[Start of section]
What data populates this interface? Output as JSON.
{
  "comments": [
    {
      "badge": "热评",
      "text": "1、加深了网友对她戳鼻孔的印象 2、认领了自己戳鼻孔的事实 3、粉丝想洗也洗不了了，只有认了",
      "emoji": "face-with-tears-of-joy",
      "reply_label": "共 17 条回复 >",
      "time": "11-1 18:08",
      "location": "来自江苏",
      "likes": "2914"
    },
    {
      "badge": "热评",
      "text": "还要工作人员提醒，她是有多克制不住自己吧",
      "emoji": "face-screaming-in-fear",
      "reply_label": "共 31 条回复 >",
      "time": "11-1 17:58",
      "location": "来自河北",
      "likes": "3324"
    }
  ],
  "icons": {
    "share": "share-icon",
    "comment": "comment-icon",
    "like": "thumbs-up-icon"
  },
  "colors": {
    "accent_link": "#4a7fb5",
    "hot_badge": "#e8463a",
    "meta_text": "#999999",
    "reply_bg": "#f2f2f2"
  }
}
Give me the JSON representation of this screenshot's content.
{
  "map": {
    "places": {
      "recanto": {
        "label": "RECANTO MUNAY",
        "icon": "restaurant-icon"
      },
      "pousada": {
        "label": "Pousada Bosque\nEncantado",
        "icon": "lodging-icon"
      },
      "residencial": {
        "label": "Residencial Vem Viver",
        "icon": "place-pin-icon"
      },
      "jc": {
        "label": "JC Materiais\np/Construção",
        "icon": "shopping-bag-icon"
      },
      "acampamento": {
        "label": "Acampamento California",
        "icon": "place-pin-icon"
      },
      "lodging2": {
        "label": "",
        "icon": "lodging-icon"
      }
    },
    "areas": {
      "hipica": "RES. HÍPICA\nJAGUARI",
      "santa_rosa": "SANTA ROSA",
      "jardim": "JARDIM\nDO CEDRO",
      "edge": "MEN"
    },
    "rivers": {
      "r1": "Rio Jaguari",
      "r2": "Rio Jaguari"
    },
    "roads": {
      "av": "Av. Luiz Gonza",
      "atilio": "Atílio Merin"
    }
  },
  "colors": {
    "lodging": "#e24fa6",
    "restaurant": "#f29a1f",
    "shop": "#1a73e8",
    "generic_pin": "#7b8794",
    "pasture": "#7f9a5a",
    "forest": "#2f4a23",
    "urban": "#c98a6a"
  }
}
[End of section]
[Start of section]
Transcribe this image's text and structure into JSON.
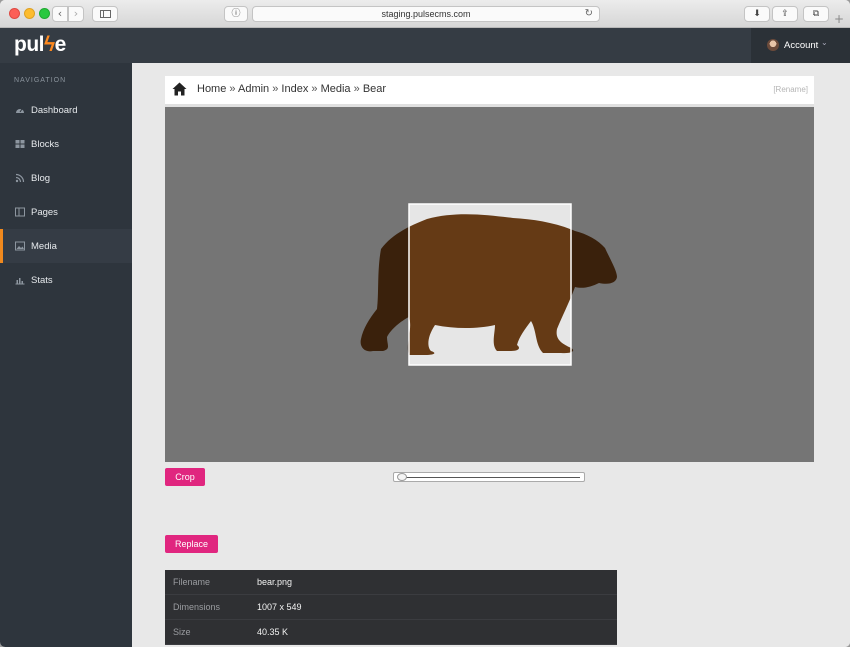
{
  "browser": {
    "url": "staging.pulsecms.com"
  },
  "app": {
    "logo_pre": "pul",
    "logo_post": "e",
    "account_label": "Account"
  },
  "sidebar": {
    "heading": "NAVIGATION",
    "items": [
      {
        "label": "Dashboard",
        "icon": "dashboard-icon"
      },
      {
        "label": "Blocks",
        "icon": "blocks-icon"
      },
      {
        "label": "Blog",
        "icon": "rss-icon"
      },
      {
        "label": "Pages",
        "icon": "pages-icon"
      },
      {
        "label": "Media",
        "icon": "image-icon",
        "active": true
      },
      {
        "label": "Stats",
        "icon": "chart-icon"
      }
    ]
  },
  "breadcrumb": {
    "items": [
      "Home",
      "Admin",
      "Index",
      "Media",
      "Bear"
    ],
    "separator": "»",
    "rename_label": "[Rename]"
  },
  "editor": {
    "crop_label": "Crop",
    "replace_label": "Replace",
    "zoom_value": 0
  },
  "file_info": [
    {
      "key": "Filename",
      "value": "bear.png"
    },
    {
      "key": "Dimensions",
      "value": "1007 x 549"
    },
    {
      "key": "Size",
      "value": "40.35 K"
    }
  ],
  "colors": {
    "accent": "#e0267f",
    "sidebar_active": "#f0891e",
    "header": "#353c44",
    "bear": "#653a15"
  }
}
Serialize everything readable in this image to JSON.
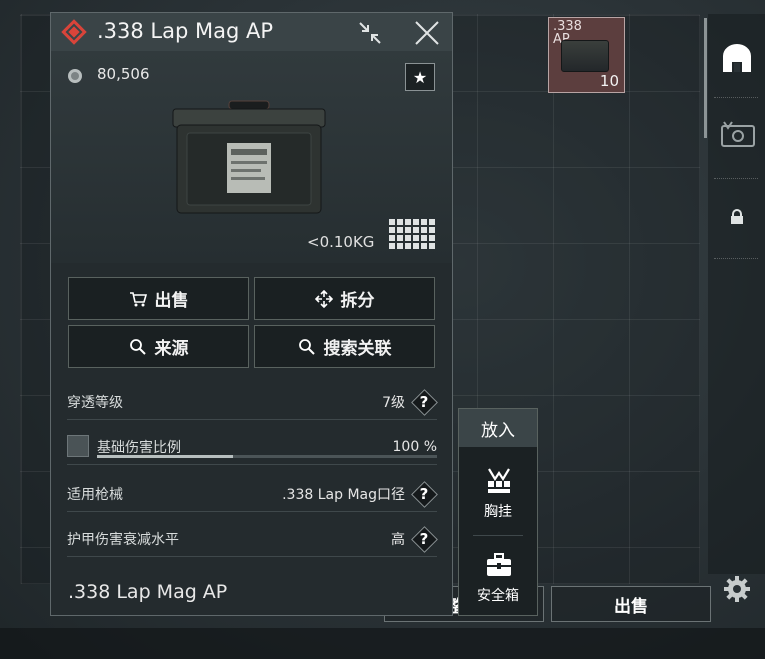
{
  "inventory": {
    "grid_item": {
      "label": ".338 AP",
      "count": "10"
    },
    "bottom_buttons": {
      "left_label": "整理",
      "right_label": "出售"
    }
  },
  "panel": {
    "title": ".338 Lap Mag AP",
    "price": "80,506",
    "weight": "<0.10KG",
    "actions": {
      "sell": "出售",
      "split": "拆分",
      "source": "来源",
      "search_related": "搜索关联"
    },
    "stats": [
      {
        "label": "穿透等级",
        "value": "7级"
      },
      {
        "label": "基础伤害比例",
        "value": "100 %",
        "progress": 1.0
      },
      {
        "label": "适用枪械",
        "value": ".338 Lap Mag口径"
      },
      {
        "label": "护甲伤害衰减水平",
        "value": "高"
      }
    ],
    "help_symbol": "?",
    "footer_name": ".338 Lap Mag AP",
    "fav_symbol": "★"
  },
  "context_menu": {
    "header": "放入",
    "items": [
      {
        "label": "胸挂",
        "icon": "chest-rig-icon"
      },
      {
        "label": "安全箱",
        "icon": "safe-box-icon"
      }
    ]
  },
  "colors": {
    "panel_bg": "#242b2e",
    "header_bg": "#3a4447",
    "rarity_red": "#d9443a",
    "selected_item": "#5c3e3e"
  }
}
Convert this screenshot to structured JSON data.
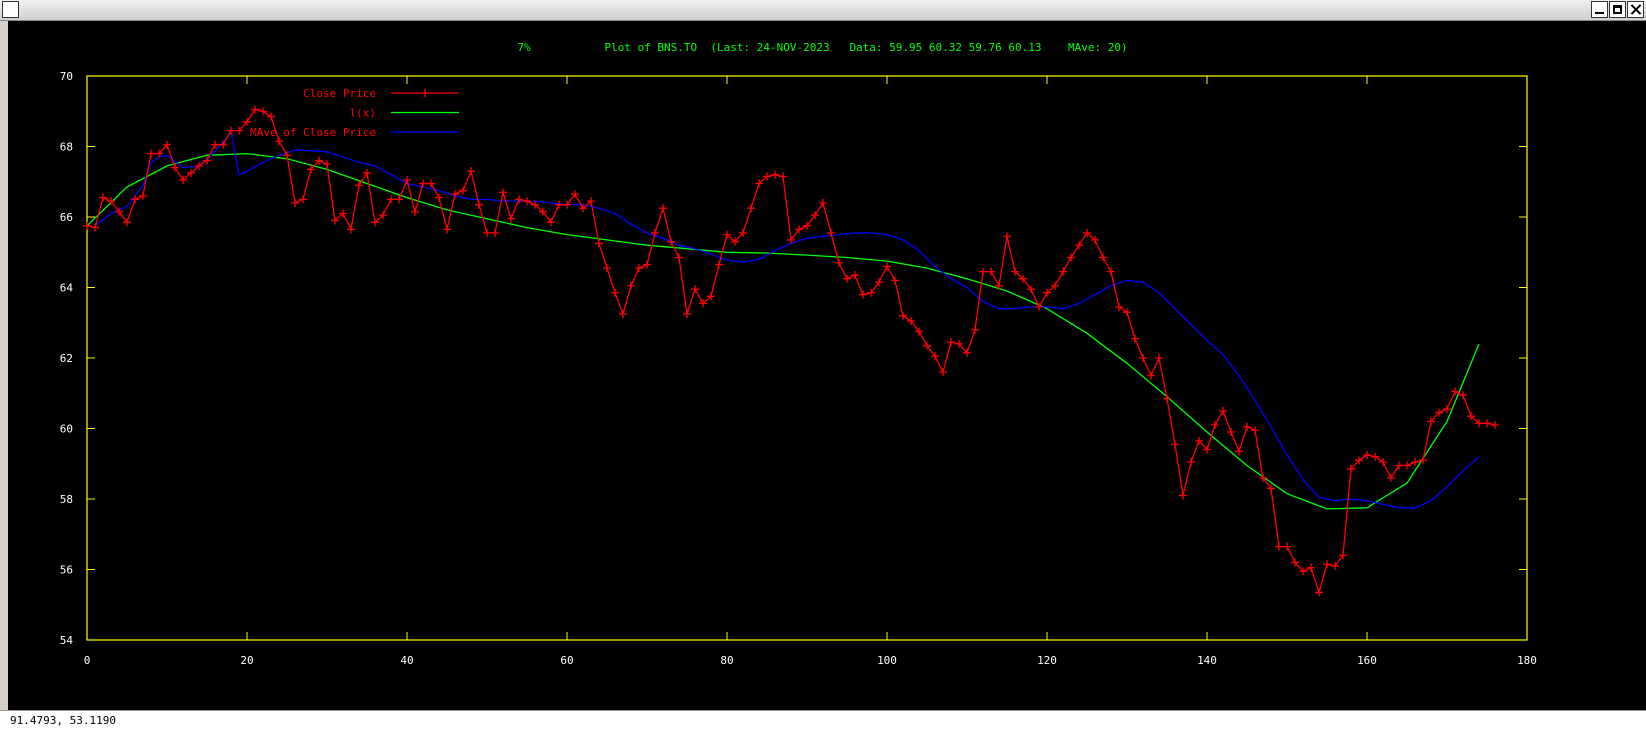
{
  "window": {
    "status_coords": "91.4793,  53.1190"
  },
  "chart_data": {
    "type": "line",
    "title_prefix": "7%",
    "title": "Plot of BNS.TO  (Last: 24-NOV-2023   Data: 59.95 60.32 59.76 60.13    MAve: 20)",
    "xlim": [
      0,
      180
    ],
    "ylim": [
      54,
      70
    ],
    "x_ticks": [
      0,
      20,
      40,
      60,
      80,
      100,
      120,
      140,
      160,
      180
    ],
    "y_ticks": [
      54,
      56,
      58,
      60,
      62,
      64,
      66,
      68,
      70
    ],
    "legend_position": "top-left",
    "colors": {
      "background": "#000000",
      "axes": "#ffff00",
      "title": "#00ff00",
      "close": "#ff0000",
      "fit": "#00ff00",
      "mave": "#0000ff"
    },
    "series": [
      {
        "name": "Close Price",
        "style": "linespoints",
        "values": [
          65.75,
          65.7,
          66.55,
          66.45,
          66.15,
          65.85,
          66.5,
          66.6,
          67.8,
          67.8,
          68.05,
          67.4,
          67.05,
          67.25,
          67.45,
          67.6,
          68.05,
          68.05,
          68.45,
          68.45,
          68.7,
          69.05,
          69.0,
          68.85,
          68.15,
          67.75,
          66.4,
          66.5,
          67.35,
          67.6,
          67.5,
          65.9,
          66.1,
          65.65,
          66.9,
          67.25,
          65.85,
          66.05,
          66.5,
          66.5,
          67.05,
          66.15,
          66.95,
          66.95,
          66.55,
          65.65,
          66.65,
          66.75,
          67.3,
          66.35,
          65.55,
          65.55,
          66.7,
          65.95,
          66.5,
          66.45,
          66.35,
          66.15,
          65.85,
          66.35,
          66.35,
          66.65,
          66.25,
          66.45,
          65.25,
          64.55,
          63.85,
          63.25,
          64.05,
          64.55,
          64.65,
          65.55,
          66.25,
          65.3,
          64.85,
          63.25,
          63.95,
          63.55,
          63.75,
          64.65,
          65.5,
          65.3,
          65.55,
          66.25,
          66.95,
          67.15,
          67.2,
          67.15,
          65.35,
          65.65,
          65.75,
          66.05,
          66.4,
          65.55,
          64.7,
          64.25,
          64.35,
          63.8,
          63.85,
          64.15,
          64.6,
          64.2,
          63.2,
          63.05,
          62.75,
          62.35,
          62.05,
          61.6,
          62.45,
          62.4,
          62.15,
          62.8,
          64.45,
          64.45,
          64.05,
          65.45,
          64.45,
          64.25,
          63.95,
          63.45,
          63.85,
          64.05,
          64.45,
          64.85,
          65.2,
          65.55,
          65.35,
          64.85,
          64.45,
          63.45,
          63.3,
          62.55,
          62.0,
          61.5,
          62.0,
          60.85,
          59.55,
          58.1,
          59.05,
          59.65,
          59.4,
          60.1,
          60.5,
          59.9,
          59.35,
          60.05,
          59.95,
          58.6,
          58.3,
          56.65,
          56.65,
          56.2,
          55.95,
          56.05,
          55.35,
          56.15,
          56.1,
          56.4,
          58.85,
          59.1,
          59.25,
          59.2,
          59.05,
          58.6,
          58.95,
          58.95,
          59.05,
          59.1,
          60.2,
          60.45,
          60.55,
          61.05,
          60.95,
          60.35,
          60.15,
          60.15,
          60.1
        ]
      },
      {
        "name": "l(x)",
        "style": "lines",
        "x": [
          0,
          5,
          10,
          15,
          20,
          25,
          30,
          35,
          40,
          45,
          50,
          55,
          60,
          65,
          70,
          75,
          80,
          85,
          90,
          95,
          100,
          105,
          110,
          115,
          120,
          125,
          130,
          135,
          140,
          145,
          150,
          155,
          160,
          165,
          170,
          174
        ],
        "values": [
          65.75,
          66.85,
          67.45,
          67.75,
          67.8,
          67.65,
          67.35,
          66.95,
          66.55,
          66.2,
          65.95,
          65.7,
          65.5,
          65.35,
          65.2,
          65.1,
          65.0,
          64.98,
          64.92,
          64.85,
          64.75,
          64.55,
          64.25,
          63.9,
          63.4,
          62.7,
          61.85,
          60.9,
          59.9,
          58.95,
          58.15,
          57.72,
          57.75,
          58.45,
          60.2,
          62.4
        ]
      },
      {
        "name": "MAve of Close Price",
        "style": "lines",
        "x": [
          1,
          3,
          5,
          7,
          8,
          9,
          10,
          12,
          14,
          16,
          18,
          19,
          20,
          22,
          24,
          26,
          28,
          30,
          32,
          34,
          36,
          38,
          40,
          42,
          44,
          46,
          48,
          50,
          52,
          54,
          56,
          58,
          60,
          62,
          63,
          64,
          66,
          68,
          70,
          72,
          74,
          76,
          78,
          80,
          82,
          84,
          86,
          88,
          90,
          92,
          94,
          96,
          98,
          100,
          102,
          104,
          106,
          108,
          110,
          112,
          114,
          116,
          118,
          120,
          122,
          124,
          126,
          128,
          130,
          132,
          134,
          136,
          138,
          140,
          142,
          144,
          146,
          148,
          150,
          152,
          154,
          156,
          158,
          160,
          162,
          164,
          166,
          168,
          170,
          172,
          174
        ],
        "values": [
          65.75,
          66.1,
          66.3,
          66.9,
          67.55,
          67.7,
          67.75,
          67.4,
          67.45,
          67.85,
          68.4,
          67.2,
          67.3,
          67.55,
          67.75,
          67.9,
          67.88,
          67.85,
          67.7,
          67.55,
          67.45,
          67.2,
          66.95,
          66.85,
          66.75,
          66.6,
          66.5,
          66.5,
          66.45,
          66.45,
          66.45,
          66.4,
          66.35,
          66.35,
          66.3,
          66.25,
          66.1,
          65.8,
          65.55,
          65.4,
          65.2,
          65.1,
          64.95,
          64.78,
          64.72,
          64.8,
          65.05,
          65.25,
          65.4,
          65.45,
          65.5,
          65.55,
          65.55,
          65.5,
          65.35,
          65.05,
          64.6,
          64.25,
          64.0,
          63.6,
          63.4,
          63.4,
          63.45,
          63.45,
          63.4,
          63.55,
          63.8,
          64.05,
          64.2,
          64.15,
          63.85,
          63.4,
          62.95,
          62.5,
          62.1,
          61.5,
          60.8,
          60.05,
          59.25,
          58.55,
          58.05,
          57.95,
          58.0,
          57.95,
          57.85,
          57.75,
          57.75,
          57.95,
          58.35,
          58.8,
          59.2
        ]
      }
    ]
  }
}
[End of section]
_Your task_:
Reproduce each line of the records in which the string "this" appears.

_Expected output_:
What data populates this interface? Output as JSON.
Give me the JSON representation of this screenshot's content.
Transcribe this image's text and structure into JSON.
Serialize everything readable in this image to JSON.
Convert this screenshot to structured JSON data.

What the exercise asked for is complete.